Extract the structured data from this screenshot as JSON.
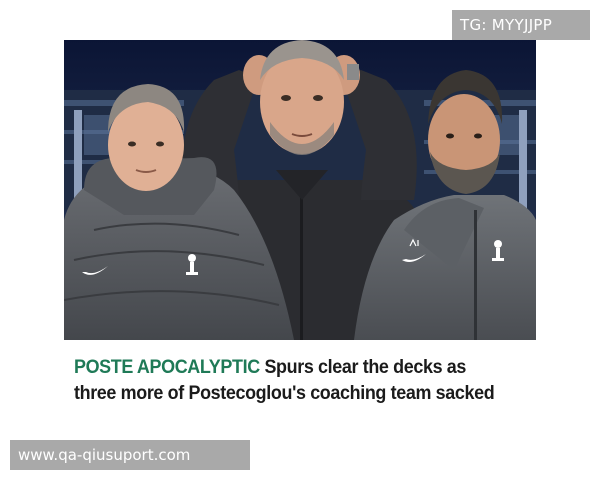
{
  "badge": {
    "text": "TG: MYYJJPP"
  },
  "article": {
    "kicker": "POSTE APOCALYPTIC",
    "headline": "Spurs clear the decks as three more of Postecoglou's coaching team sacked"
  },
  "watermark": {
    "text": "www.qa-qiusuport.com"
  },
  "photo": {
    "description_icon": "three-coaches-photo-icon",
    "colors": {
      "background_sky": "#0e1a3a",
      "stadium": "#2a3a55",
      "jacket_grey": "#5a5d63",
      "jacket_dark": "#2b2c30",
      "skin": "#d9a68a",
      "hair_grey": "#8a8580",
      "beard": "#5b5650"
    }
  },
  "colors": {
    "kicker_green": "#1f7a57",
    "headline_text": "#1b1b1b",
    "overlay_grey": "#a9a9a9"
  }
}
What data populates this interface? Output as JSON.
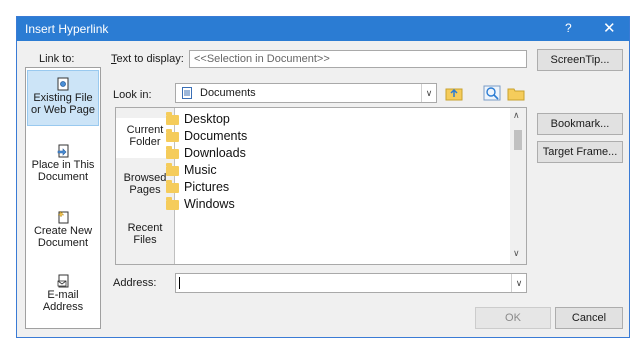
{
  "window": {
    "title": "Insert Hyperlink",
    "help": "?",
    "close": "✕"
  },
  "link_to_label": "Link to:",
  "sidebar": {
    "items": [
      {
        "label_line1": "Existing File",
        "label_line2": "or Web Page",
        "icon": "existing-file-icon",
        "selected": true
      },
      {
        "label_line1": "Place in This",
        "label_line2": "Document",
        "icon": "place-in-document-icon"
      },
      {
        "label_line1": "Create New",
        "label_line2": "Document",
        "icon": "create-new-document-icon"
      },
      {
        "label_line1": "E-mail",
        "label_line2": "Address",
        "icon": "email-icon"
      }
    ]
  },
  "text_to_display": {
    "label": "Text to display:",
    "value": "<<Selection in Document>>"
  },
  "look_in": {
    "label": "Look in:",
    "value": "Documents"
  },
  "tabs": [
    {
      "line1": "Current",
      "line2": "Folder",
      "selected": true
    },
    {
      "line1": "Browsed",
      "line2": "Pages"
    },
    {
      "line1": "Recent",
      "line2": "Files"
    }
  ],
  "files": [
    "Desktop",
    "Documents",
    "Downloads",
    "Music",
    "Pictures",
    "Windows"
  ],
  "address": {
    "label": "Address:",
    "value": ""
  },
  "buttons": {
    "screentip": "ScreenTip...",
    "bookmark": "Bookmark...",
    "target_frame": "Target Frame...",
    "ok": "OK",
    "cancel": "Cancel"
  },
  "colors": {
    "titlebar": "#2b7cd3",
    "selected": "#cce4f7",
    "folder": "#f5cc5b"
  }
}
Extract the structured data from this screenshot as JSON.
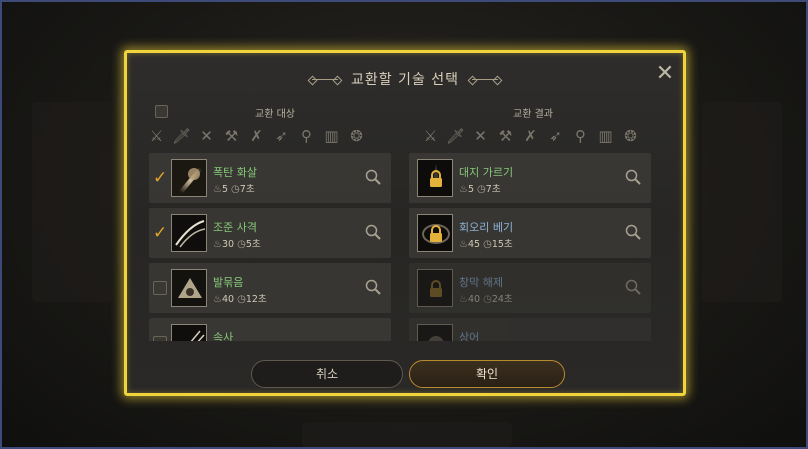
{
  "dialog": {
    "title": "교환할 기술 선택",
    "close_icon": "close-icon",
    "accent_color": "#f1d33b"
  },
  "left": {
    "header": "교환 대상",
    "filters": [
      "claws-icon",
      "sword-icon",
      "crossed-blades-icon",
      "axe-icon",
      "crossbow-icon",
      "bow-icon",
      "staff-icon",
      "book-icon",
      "orb-icon"
    ],
    "skills": [
      {
        "name": "폭탄 화살",
        "count": "5",
        "cooldown": "7초",
        "checked": true
      },
      {
        "name": "조준 사격",
        "count": "30",
        "cooldown": "5초",
        "checked": true
      },
      {
        "name": "발묶음",
        "count": "40",
        "cooldown": "12초",
        "checked": false
      },
      {
        "name": "속사",
        "count": "",
        "cooldown": "",
        "checked": false
      }
    ]
  },
  "right": {
    "header": "교환 결과",
    "filters": [
      "claws-icon",
      "sword-icon",
      "crossed-blades-icon",
      "axe-icon",
      "crossbow-icon",
      "bow-icon",
      "staff-icon",
      "book-icon",
      "orb-icon"
    ],
    "skills": [
      {
        "name": "대지 가르기",
        "count": "5",
        "cooldown": "7초"
      },
      {
        "name": "회오리 베기",
        "count": "45",
        "cooldown": "15초"
      },
      {
        "name": "창막 해제",
        "count": "40",
        "cooldown": "24초"
      },
      {
        "name": "상어",
        "count": "",
        "cooldown": ""
      }
    ]
  },
  "buttons": {
    "cancel": "취소",
    "confirm": "확인"
  }
}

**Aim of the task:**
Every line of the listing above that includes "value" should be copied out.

**Task result:**
    "value": "<<Selection in Document>>"
    "value": "Documents"
    "value": ""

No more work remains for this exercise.